┌────────

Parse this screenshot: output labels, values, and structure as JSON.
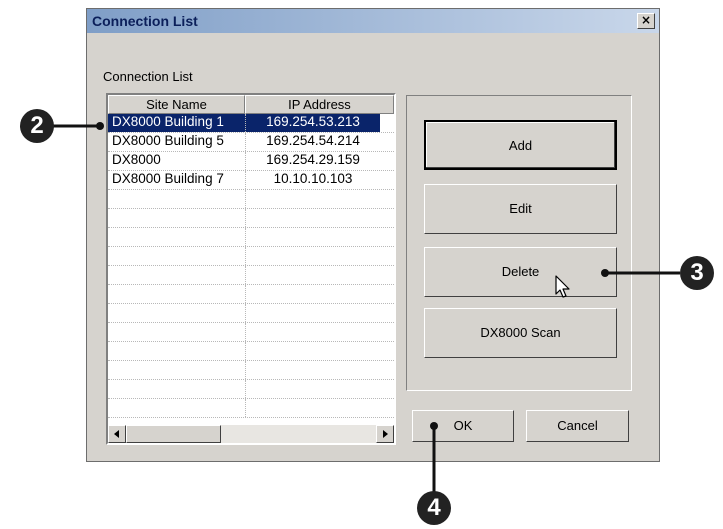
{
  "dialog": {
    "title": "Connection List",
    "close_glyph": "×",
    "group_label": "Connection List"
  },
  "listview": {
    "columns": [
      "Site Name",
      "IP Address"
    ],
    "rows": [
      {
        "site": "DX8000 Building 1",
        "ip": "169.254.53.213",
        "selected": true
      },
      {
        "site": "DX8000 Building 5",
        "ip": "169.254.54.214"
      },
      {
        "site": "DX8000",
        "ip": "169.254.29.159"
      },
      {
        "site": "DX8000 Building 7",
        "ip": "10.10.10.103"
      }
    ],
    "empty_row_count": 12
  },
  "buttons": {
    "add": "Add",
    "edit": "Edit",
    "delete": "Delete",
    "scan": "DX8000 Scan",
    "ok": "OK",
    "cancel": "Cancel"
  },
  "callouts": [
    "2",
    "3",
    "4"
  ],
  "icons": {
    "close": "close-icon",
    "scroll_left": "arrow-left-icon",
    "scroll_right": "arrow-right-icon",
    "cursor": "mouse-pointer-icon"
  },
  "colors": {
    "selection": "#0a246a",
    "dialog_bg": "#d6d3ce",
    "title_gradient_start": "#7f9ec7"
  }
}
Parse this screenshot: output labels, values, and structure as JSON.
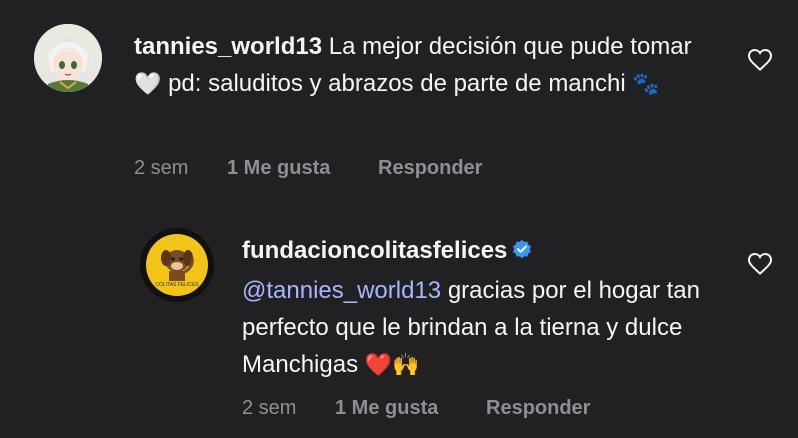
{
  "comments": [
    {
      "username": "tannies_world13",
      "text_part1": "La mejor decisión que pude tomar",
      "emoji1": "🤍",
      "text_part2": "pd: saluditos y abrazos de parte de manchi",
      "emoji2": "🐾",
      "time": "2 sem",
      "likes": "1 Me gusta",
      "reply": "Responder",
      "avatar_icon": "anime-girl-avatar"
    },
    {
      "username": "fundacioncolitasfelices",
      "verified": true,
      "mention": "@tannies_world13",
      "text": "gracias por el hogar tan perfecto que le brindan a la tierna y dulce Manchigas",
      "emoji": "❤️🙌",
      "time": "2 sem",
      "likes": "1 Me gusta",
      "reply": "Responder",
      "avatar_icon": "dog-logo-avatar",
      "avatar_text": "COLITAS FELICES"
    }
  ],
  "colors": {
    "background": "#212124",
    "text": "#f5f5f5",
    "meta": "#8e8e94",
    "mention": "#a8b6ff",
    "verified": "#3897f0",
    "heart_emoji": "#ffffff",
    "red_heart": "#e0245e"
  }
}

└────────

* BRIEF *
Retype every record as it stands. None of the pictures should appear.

* ANSWER TO THIS TASK *
Parse this screenshot: output labels, values, and structure as JSON.
{
  "dialog": {
    "title": "Connection List",
    "close_glyph": "×",
    "group_label": "Connection List"
  },
  "listview": {
    "columns": [
      "Site Name",
      "IP Address"
    ],
    "rows": [
      {
        "site": "DX8000 Building 1",
        "ip": "169.254.53.213",
        "selected": true
      },
      {
        "site": "DX8000 Building 5",
        "ip": "169.254.54.214"
      },
      {
        "site": "DX8000",
        "ip": "169.254.29.159"
      },
      {
        "site": "DX8000 Building 7",
        "ip": "10.10.10.103"
      }
    ],
    "empty_row_count": 12
  },
  "buttons": {
    "add": "Add",
    "edit": "Edit",
    "delete": "Delete",
    "scan": "DX8000 Scan",
    "ok": "OK",
    "cancel": "Cancel"
  },
  "callouts": [
    "2",
    "3",
    "4"
  ],
  "icons": {
    "close": "close-icon",
    "scroll_left": "arrow-left-icon",
    "scroll_right": "arrow-right-icon",
    "cursor": "mouse-pointer-icon"
  },
  "colors": {
    "selection": "#0a246a",
    "dialog_bg": "#d6d3ce",
    "title_gradient_start": "#7f9ec7"
  }
}
Parse this screenshot: output labels, values, and structure as JSON.
{
  "comments": [
    {
      "username": "tannies_world13",
      "text_part1": "La mejor decisión que pude tomar",
      "emoji1": "🤍",
      "text_part2": "pd: saluditos y abrazos de parte de manchi",
      "emoji2": "🐾",
      "time": "2 sem",
      "likes": "1 Me gusta",
      "reply": "Responder",
      "avatar_icon": "anime-girl-avatar"
    },
    {
      "username": "fundacioncolitasfelices",
      "verified": true,
      "mention": "@tannies_world13",
      "text": "gracias por el hogar tan perfecto que le brindan a la tierna y dulce Manchigas",
      "emoji": "❤️🙌",
      "time": "2 sem",
      "likes": "1 Me gusta",
      "reply": "Responder",
      "avatar_icon": "dog-logo-avatar",
      "avatar_text": "COLITAS FELICES"
    }
  ],
  "colors": {
    "background": "#212124",
    "text": "#f5f5f5",
    "meta": "#8e8e94",
    "mention": "#a8b6ff",
    "verified": "#3897f0",
    "heart_emoji": "#ffffff",
    "red_heart": "#e0245e"
  }
}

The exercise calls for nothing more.